[Exercise materials — start]
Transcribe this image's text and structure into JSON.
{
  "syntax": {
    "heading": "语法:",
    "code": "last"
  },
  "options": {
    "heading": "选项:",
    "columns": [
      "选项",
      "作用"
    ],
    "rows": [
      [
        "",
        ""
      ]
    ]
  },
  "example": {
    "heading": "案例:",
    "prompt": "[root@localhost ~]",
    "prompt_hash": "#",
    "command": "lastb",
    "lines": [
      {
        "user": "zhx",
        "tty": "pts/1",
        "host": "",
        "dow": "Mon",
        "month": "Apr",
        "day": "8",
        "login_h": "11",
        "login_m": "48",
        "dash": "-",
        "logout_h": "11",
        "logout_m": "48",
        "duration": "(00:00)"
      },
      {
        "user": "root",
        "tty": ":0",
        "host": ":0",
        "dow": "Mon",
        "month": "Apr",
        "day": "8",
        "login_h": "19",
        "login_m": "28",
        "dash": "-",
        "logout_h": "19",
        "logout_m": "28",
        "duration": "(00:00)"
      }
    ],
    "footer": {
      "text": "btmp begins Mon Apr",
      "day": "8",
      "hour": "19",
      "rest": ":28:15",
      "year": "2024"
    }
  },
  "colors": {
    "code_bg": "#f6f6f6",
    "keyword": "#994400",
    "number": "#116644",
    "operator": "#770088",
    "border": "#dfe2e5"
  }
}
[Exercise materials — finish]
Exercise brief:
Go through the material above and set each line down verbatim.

Response for this exercise:
Transcribe this image's text and structure into JSON.
{
  "syntax": {
    "heading": "语法:",
    "code": "last"
  },
  "options": {
    "heading": "选项:",
    "columns": [
      "选项",
      "作用"
    ],
    "rows": [
      [
        "",
        ""
      ]
    ]
  },
  "example": {
    "heading": "案例:",
    "prompt": "[root@localhost ~]",
    "prompt_hash": "#",
    "command": "lastb",
    "lines": [
      {
        "user": "zhx",
        "tty": "pts/1",
        "host": "",
        "dow": "Mon",
        "month": "Apr",
        "day": "8",
        "login_h": "11",
        "login_m": "48",
        "dash": "-",
        "logout_h": "11",
        "logout_m": "48",
        "duration": "(00:00)"
      },
      {
        "user": "root",
        "tty": ":0",
        "host": ":0",
        "dow": "Mon",
        "month": "Apr",
        "day": "8",
        "login_h": "19",
        "login_m": "28",
        "dash": "-",
        "logout_h": "19",
        "logout_m": "28",
        "duration": "(00:00)"
      }
    ],
    "footer": {
      "text": "btmp begins Mon Apr",
      "day": "8",
      "hour": "19",
      "rest": ":28:15",
      "year": "2024"
    }
  },
  "colors": {
    "code_bg": "#f6f6f6",
    "keyword": "#994400",
    "number": "#116644",
    "operator": "#770088",
    "border": "#dfe2e5"
  }
}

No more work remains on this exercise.